═════ Extracted information
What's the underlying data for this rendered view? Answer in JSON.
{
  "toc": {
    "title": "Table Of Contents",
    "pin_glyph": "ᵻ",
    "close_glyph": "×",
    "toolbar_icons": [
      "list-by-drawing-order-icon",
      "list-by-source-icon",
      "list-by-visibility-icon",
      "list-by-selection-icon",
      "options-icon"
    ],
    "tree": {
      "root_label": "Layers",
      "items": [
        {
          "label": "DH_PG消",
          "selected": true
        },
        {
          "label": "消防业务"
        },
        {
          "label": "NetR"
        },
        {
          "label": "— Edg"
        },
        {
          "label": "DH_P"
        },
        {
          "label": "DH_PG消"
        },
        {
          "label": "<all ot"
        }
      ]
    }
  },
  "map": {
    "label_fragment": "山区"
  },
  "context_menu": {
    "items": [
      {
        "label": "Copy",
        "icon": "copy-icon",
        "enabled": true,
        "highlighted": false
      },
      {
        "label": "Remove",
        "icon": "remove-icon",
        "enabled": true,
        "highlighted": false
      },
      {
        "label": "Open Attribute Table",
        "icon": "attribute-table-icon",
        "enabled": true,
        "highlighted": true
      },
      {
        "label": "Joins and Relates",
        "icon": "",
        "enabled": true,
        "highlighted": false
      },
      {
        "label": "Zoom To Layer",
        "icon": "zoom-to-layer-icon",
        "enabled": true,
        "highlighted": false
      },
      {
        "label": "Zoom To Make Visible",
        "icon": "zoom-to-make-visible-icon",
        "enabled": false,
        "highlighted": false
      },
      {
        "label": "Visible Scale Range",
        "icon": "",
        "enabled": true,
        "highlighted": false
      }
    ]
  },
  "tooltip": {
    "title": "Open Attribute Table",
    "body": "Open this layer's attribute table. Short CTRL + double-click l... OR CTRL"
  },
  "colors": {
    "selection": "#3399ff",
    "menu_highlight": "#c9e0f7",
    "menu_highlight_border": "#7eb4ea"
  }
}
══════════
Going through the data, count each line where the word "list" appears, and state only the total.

#### Answer below:
4